The thermal barrier is important. Whenever the die gets hot, a barrier of heated air forms next to the die surface. The key to cooling and coating faster is penetrating that thermal barrier. We use an atomized spray with sufficient velocity to penetrate the thermal barrier. That's the key to faster cooling and coating.

We don't use high-pressure spray because it would be like using a sand blaster. We don't want to wear the die away with high-pressure spray. We use standard pressure and develop the required velocity at the exit point of the tip to penetrate the thermal barrier.

What about robots?
Robotic systems are the future of forging. The same robot will combine part handling and die spray. The die spray is part of the robot's end-of-arm tooling, along with a gripper. As the robot moves the part through the die, it also is cooling and coating the dies.

Programming isn't complicated because most dies have the same die centers. The robot typically moves from buster centerline to blocker centerline to finisher centerline. The travel is the same from one job to another.

In many cases, the end-of-arm tooling is designed for a specific forging. When the die is changed, the endofarm tooling is changed so the appropriate gripper mechanism is provided. The spray head may be changed as well, depending on the cooling and lube requirements. Between production runs, this end-of-arm tooling is stored with the die.

Is an automated die lubrication system suitable for job shop applications?
Our systems are designed to be very adaptable. They use quick-change tooling. We have systems that are designed so one person can change a tip in under 15 min. That's one man using standard tools.

On forging equipment that isn't running off PLCs, we can install hardwired limit switches and controls. That's to protect both our equipment and the forging equipment.

For forgers who have PLCs on their equipment, we can tie right into their control system. They can even monitor performance. If they purchase our proportioner, we can tell them when the lube concentrate needs to be replaced so that it won't interrupt the forging operation. If the press is idle for a certain length of time, we can automatically water purge our system to keep it from plugging up.
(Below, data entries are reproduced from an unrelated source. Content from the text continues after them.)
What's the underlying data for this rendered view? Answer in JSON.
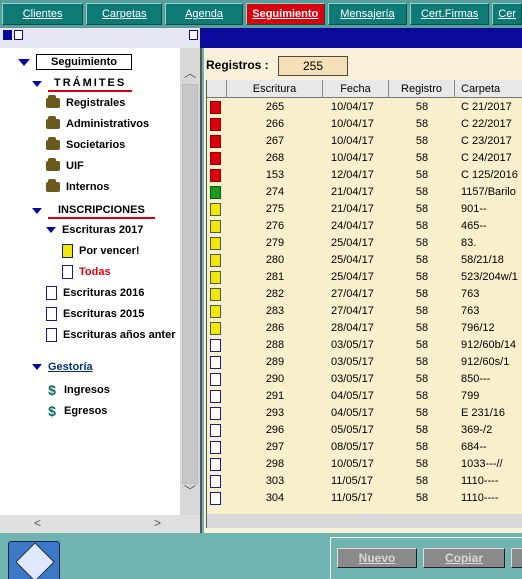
{
  "tabs": [
    {
      "label": "Clientes",
      "active": false
    },
    {
      "label": "Carpetas",
      "active": false
    },
    {
      "label": "Agenda",
      "active": false
    },
    {
      "label": "Seguimiento",
      "active": true
    },
    {
      "label": "Mensajería",
      "active": false
    },
    {
      "label": "Cert.Firmas",
      "active": false
    },
    {
      "label": "Cer",
      "active": false
    }
  ],
  "tree": {
    "root_label": "Seguimiento",
    "tramites_header": "TRÁMITES",
    "tramites_items": [
      "Registrales",
      "Administrativos",
      "Societarios",
      "UIF",
      "Internos"
    ],
    "inscripciones_header": "INSCRIPCIONES",
    "escrituras_2017": "Escrituras 2017",
    "por_vencer": "Por vencer!",
    "todas": "Todas",
    "escrituras_2016": "Escrituras 2016",
    "escrituras_2015": "Escrituras 2015",
    "escrituras_anteriores": "Escrituras años anter",
    "gestoria": "Gestoría",
    "ingresos": "Ingresos",
    "egresos": "Egresos"
  },
  "registros": {
    "label": "Registros :",
    "count": "255"
  },
  "columns": [
    "Escritura",
    "Fecha",
    "Registro",
    "Carpeta"
  ],
  "rows": [
    {
      "status": "red",
      "escritura": "265",
      "fecha": "10/04/17",
      "registro": "58",
      "carpeta": "C 21/2017"
    },
    {
      "status": "red",
      "escritura": "266",
      "fecha": "10/04/17",
      "registro": "58",
      "carpeta": "C 22/2017"
    },
    {
      "status": "red",
      "escritura": "267",
      "fecha": "10/04/17",
      "registro": "58",
      "carpeta": "C 23/2017"
    },
    {
      "status": "red",
      "escritura": "268",
      "fecha": "10/04/17",
      "registro": "58",
      "carpeta": "C 24/2017"
    },
    {
      "status": "red",
      "escritura": "153",
      "fecha": "12/04/17",
      "registro": "58",
      "carpeta": "C 125/2016"
    },
    {
      "status": "green",
      "escritura": "274",
      "fecha": "21/04/17",
      "registro": "58",
      "carpeta": "1157/Barilo"
    },
    {
      "status": "yellow",
      "escritura": "275",
      "fecha": "21/04/17",
      "registro": "58",
      "carpeta": "901--"
    },
    {
      "status": "yellow",
      "escritura": "276",
      "fecha": "24/04/17",
      "registro": "58",
      "carpeta": "465--"
    },
    {
      "status": "yellow",
      "escritura": "279",
      "fecha": "25/04/17",
      "registro": "58",
      "carpeta": "83."
    },
    {
      "status": "yellow",
      "escritura": "280",
      "fecha": "25/04/17",
      "registro": "58",
      "carpeta": "58/21/18"
    },
    {
      "status": "yellow",
      "escritura": "281",
      "fecha": "25/04/17",
      "registro": "58",
      "carpeta": "523/204w/1"
    },
    {
      "status": "yellow",
      "escritura": "282",
      "fecha": "27/04/17",
      "registro": "58",
      "carpeta": "763"
    },
    {
      "status": "yellow",
      "escritura": "283",
      "fecha": "27/04/17",
      "registro": "58",
      "carpeta": "763"
    },
    {
      "status": "yellow",
      "escritura": "286",
      "fecha": "28/04/17",
      "registro": "58",
      "carpeta": "796/12"
    },
    {
      "status": "white",
      "escritura": "288",
      "fecha": "03/05/17",
      "registro": "58",
      "carpeta": "912/60b/14"
    },
    {
      "status": "white",
      "escritura": "289",
      "fecha": "03/05/17",
      "registro": "58",
      "carpeta": "912/60s/1"
    },
    {
      "status": "white",
      "escritura": "290",
      "fecha": "03/05/17",
      "registro": "58",
      "carpeta": "850---"
    },
    {
      "status": "white",
      "escritura": "291",
      "fecha": "04/05/17",
      "registro": "58",
      "carpeta": "799"
    },
    {
      "status": "white",
      "escritura": "293",
      "fecha": "04/05/17",
      "registro": "58",
      "carpeta": "E 231/16"
    },
    {
      "status": "white",
      "escritura": "296",
      "fecha": "05/05/17",
      "registro": "58",
      "carpeta": "369-/2"
    },
    {
      "status": "white",
      "escritura": "297",
      "fecha": "08/05/17",
      "registro": "58",
      "carpeta": "684--"
    },
    {
      "status": "white",
      "escritura": "298",
      "fecha": "10/05/17",
      "registro": "58",
      "carpeta": "1033---//"
    },
    {
      "status": "white",
      "escritura": "303",
      "fecha": "11/05/17",
      "registro": "58",
      "carpeta": "1110----"
    },
    {
      "status": "white",
      "escritura": "304",
      "fecha": "11/05/17",
      "registro": "58",
      "carpeta": "1110----"
    }
  ],
  "buttons": {
    "nuevo": "Nuevo",
    "copiar": "Copiar"
  }
}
Some types of equipment lend themselves to automation better than others, but we have equipment operating on almost all types of forging equipment, and producing forgings of all types of metals and alloys. All forgers — high production or jobbing — have to become more efficient to stay competitive. We believe they need to consider automated lubrication.